I've finished my Masters... and the reality of pay inequality is hitting home 5 years ago

I've finished my Masters... and the reality of pay inequality is hitting home

College graduates in Ireland have a lot to worry about.


There may be a lack of jobs in your field. You might end up working somewhere you hate for a few years just to get by. College debt may be starting to rear its ugly head.

And if you manage to get past all of these obstacles, there’s still one more worry that us women in Ireland have to deal with - not making the same amount of money as our male counterparts.

I’ve just finished my Masters in journalism. Before that I did a four year degree, and before that a whole six years of secondary school. I like to think (or hope) that I’m pretty employable in my field.

But even if I managed to land the job of my dreams, the knowledge that I still won’t make the same amount of money over the course of my career as my male colleagues remains. I’ll be doing the same job. I’ll work the same amount of hours. And yet, the money I’m making probably won’t equal that of the men working beside me.


Wage gap

The wage gap is not a myth, even though the likes of Twitter might try to tell us that it is. The conveniently named hashtag ‘#wagegapmyth’ will say that lots of men are discriminated in the workplace too, that all the statistics are lying, and that maybe women are just a bit lazier than their male counterparts.

While it is undoubtable that countless men do, and have, faced discrimination in the workplace for multiple reasons, the statistics comparing women’s earnings against men’s do not lie.

This year a report published by the Women In Work Index showed that Irish women were making on average 15% less than our male counterparts per year.


The report, published by PwC, considered a number of variables including wages, the share of women in full or part time jobs, and the numbers of women currently unemployed. Ireland ranked 25 out of 33 on the PwC’s list of countries relating to the positions of women in the workplace, making it one of the worst places for women to work in the developed world.

Equality in Ireland has progressed a lot over the years, but we’re still not doing too great in terms of bridging the gap between male and female earnings.


Ireland is trailing behind the likes of the UK and Poland when it comes to gender equality in the workplace, with both countries having significantly decreased their gender pay gaps since the millennium.


New Zealand and Slovenia currently have the smallest wage gap standing at just 6 percent.

But in some cases, the problem does not just lie with the figures themselves, but society’s attitudes towards women’s fight for equal pay.

Last week, it came to light that Wonder Woman star Gal Gadot responded to recent controversial reports that she was only paid $300,000 for playing the title character in the latest DC movie. According to TMZ, Gadot stated that she was “grateful and happy” to be paid what she was.

Wonder Woman has since become the highest grossing film directed by a woman.

Gal gadot wonder woman


Similarly, it was found today that women working in The White House are earning just 80c to every dollar paid to their male colleagues.

It is believed that this disparity is mostly due to more women occupying lower ranking jobs in The White House.
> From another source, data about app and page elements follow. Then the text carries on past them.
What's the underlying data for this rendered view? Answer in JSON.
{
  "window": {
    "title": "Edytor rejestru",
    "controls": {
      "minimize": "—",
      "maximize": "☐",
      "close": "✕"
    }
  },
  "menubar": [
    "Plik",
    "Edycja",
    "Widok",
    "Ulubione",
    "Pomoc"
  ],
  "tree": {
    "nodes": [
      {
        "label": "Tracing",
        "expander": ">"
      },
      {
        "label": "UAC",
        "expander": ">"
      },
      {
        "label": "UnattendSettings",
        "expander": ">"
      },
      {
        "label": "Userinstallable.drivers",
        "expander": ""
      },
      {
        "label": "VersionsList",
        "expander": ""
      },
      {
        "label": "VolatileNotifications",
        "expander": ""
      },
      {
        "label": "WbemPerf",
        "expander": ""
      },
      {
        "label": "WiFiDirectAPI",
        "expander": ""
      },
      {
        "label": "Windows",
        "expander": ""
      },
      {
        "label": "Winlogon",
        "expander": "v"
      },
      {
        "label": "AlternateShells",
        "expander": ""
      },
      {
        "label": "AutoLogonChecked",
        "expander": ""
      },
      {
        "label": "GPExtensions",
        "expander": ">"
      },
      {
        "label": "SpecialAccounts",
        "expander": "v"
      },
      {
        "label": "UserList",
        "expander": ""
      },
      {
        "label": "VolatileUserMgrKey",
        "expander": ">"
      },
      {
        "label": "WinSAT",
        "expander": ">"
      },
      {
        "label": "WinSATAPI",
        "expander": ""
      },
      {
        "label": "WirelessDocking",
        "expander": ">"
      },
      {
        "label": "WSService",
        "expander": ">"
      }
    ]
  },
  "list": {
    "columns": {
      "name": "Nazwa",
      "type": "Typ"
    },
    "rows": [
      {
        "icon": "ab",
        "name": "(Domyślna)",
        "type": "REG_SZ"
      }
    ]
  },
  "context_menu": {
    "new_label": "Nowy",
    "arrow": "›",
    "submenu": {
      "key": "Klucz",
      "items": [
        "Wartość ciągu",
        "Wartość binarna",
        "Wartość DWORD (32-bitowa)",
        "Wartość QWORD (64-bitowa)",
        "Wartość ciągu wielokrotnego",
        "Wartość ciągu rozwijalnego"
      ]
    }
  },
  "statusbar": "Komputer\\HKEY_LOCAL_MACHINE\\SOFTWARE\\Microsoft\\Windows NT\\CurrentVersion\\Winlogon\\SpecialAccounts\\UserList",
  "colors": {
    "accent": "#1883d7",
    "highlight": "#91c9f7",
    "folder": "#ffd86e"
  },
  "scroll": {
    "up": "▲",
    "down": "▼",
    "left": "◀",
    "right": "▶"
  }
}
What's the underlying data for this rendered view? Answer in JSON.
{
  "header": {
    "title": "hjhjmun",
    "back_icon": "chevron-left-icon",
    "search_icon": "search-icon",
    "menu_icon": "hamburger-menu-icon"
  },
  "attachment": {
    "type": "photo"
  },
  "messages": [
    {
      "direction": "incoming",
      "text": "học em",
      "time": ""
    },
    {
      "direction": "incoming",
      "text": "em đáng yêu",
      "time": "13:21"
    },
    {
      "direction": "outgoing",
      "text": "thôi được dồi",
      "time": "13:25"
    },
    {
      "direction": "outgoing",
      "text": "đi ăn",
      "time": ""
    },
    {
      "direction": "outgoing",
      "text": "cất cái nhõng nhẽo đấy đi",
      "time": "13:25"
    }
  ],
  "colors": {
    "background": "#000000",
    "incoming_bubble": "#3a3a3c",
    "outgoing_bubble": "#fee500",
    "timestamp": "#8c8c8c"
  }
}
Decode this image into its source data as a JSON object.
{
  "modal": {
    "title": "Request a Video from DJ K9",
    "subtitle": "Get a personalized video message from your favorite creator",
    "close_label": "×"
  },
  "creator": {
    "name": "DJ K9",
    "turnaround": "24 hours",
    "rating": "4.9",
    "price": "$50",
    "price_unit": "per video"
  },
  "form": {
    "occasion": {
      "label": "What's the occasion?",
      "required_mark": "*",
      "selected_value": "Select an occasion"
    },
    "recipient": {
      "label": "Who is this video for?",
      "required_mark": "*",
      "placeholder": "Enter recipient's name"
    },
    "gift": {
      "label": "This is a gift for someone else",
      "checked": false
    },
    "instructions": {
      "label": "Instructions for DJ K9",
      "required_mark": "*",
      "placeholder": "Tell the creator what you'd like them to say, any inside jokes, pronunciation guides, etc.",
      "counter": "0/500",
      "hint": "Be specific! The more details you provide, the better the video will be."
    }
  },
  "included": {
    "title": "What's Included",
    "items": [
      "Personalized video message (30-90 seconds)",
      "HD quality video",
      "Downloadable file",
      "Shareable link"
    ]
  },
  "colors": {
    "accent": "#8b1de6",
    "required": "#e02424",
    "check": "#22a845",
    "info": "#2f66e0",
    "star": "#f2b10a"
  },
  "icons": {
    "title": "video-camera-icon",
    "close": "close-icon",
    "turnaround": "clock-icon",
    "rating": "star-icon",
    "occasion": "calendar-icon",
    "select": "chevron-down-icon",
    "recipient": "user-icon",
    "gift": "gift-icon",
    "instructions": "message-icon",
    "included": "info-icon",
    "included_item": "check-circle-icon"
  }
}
This factor is a common contributor to the wage gap where women are less encouraged to apply for higher positions in the workplace.

According to a study released the American Association Of University Women this year, this lack of encouragement is only one of many reasons why the wage gap is still carrying on in the States. The underrepresentation of women in jobs traditionally ‘meant for men’, such as engineering, is making it continuously more difficult for the wage gap to narrow. Negative attitudes towards maternity leave and gender bias also regularly affect the gap.

In an attempt to bridge this ever present disparity, the US hold an annual day of awareness. Equal Pay Day falls on a different date every year to symbolise the extra time that women have to work to make the same amount of money as men.

This year, Equal Pay Day fell on April 4. Next year, it’s due to happen on April 10.

Wage gap - HeadStuff.org

However, the US’s national average wage (where women typically make 80c to every man’s dollar), doesn’t emphasise the even greater wage gap between men and women of colour.

Where white women are making 80c, black women are making 63c. The numbers are even more startling when compared with Latina women, who are earning just 54c for every dollar made by a white man.

Progress is being made, but slowly. Ireland may not be in as critical a position as we were in the year 2000, but that doesn’t mean that gender equality in the workplace has been achieved.

Small steps are being taken, like the introduction of the Gender Pay Gap Information Bill, to close the gap. We need to continue to move forward by giving women the opportunity to apply for high position jobs, and leaving gender discrimination at the door.

Not being paid the same amount of money as men is the last thing new college graduates should have to be worrying about.